This post is part of a blogging series by economics students at the Presidio Graduate School’s MBA program. You can follow along here.
By Elze van Hamelen
….”[earth] has, or had, a problem which was this: Most of the people living on it were unhappy for pretty much all of the time. Many solutions were suggested for this problem, but most of these were largely concerned with the movements of small green pieces of paper… which is odd, because on the whole, it wasn’t the small green pieces of paper that were unhappy…”
— Douglas Adams
The recent financial crisis has been a credit crisis, and in response the government and the Federal Reserve have taken an active role in increasing the money supply to manipulate business cycles. The surges and contractions of the business cycles cause fluctuations in the economy, and thus in employment. In this way these fluctuations are felt in every aspect of society. We take these cycles as a given. However, in Ecological Economics Daly and Farley (2008) put forward an interesting idea: the fluctuations in the economy are caused by the design of the monetary system, and not by law of necessity. By decoupling business cycles from the circulation of money these ups and downs can be avoided.
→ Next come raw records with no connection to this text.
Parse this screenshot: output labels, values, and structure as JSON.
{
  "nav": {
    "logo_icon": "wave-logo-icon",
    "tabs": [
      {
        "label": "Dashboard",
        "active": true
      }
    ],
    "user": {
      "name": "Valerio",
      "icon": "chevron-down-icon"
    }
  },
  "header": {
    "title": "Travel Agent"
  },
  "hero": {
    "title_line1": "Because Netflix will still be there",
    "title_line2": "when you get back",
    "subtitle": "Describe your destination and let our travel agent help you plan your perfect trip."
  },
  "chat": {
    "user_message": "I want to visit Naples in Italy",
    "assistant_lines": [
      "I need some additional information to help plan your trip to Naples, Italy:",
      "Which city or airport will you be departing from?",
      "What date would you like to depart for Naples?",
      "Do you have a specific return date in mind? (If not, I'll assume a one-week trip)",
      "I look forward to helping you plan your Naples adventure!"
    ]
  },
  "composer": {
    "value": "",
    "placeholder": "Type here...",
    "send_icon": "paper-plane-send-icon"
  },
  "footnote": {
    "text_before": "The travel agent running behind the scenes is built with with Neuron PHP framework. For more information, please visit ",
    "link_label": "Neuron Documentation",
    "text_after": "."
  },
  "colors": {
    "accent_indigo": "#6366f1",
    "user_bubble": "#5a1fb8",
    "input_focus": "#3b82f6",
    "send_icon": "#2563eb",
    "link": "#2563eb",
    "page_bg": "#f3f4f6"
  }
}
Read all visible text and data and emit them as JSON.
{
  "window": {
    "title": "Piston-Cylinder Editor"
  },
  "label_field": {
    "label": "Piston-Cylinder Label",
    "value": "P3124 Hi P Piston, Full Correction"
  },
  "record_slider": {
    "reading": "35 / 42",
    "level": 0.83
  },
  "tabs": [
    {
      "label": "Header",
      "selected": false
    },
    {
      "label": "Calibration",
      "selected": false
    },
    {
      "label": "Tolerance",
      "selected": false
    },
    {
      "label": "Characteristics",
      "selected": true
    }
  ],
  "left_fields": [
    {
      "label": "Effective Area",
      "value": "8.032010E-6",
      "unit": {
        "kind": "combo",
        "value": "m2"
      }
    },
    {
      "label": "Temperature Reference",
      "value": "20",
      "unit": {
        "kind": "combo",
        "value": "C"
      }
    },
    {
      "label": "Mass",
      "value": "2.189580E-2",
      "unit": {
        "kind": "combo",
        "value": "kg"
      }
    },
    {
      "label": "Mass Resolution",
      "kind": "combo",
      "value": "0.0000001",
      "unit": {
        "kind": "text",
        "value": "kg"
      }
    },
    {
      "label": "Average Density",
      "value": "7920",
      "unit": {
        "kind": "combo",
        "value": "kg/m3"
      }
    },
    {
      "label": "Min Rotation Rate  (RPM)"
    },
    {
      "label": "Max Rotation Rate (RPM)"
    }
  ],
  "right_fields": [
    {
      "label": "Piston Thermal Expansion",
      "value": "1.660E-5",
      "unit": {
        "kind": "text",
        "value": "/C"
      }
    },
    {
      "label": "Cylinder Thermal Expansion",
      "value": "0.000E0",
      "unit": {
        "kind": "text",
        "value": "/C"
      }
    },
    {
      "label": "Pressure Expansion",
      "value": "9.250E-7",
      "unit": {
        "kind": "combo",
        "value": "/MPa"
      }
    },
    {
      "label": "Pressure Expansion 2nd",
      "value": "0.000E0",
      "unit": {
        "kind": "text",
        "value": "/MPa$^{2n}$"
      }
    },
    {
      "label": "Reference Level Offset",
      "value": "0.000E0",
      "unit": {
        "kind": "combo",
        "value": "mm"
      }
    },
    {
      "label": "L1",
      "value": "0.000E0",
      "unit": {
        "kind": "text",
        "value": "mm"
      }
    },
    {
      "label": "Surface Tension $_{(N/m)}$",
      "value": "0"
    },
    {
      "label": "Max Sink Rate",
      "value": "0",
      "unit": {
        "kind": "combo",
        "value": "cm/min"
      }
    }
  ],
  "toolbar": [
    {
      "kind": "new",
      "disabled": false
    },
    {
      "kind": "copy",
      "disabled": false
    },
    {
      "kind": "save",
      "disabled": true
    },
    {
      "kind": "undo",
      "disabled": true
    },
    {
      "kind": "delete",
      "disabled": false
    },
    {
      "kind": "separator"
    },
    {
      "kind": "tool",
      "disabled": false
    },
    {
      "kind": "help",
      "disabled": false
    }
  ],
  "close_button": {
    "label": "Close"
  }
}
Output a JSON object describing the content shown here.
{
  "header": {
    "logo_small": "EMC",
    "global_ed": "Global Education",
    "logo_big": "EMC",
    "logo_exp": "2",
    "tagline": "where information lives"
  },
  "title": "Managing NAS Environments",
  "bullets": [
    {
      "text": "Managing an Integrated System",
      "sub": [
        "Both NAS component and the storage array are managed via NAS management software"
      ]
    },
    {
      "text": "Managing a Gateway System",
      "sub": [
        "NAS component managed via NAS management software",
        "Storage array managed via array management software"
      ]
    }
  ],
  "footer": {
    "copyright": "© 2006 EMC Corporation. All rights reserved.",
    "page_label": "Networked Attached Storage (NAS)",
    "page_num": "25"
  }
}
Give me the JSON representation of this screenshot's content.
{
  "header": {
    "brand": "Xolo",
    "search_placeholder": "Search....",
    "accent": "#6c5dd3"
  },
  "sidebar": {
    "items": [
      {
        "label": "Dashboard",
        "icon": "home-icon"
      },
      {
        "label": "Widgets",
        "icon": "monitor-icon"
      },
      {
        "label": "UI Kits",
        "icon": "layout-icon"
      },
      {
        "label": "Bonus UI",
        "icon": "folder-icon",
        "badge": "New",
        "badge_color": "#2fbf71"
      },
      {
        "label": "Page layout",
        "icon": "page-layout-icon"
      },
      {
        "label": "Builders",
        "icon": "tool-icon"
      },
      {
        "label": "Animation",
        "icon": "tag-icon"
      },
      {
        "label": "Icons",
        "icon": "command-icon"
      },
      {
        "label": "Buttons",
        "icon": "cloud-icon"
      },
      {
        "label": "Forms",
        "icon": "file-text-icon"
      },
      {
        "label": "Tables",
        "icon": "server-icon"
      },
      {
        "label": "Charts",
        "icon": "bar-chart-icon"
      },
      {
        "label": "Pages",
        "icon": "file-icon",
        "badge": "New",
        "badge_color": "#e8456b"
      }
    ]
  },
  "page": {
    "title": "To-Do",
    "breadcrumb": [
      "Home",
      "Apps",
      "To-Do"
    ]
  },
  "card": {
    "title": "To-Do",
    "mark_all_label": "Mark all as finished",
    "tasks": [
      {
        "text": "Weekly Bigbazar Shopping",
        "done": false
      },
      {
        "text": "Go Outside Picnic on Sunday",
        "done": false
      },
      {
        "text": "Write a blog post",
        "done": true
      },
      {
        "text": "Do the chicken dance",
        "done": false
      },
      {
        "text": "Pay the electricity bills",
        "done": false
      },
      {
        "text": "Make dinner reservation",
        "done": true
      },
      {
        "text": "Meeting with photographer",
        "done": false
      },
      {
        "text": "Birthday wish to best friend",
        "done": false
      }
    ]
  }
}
Currently the worldwide money supply is tightly linked to investment cycles. Business has its natural cycles, but the linkage of these cycles to the money supply by means of lending and borrowing causes a self-reinforcing feedback loop: when investment goes down, spending goes down, causing a decrease in the money supply, which will further decrease investments, and so on. Daly and Farley have a novel proposition: ‘there is no reason why the monetary system must be linked with the private commercial activity of lending and borrowing’.
Let’s imagine a world where the monetary system is decoupled from the activity of lending and borrowing. Money will be treated as a public good that facilitates exchanges within the economy. The government can match the supply based on for instance, consumer price indexes. A beneficial side effect is that inflation will be easier to control. The reserve requirements of banks will be 100%. Banks will make money by charging for services they provide and by borrowing and lending real money instead of by creating it.
What effects will such a decoupling have? Currently, the financial sector has a disproportionate size compared to the real sector: the size of the real sector is roughly $30 trillion per year, whereas the trade in money, with no intervening commodity is almost $2 trillion per day (Daly & Farley 2008, p.257). The financial sector should be in service of the real economy, and a decoupling of the money supply from investments will support this.
With investments recoupled to the real economy – making rents based on increased production capacity by means of investments- the focus on how to make economic rents will shift. Currently profits are made by moving paper around. With the financial sector recoupled to the economic sector it will become more important to make profits in the real economy. Introduction of a 100% reserve requirement will bring investors closer to their investments. It is only make-believe, but it is interesting to think of what implications this will have for business. With rents primarily to be made in the real sector instead of the financial, how will this affect the organization and management of business?
The current design of the economy and its institutions, banks and business, make up a system that is unstable, unpredictable and uncontrollable. After the crisis in 2008 most agreed that things needed to change. Yet most has returned to business as usual. This necessity for change has not eroded. Exploring this possibility of decoupling the monetary system from private lending may be a perfect solution to many of our economic problems.
Daly, H., & Farley, J. (2007). Ecological Economics. Principles and Applications. Dehli: Island Press.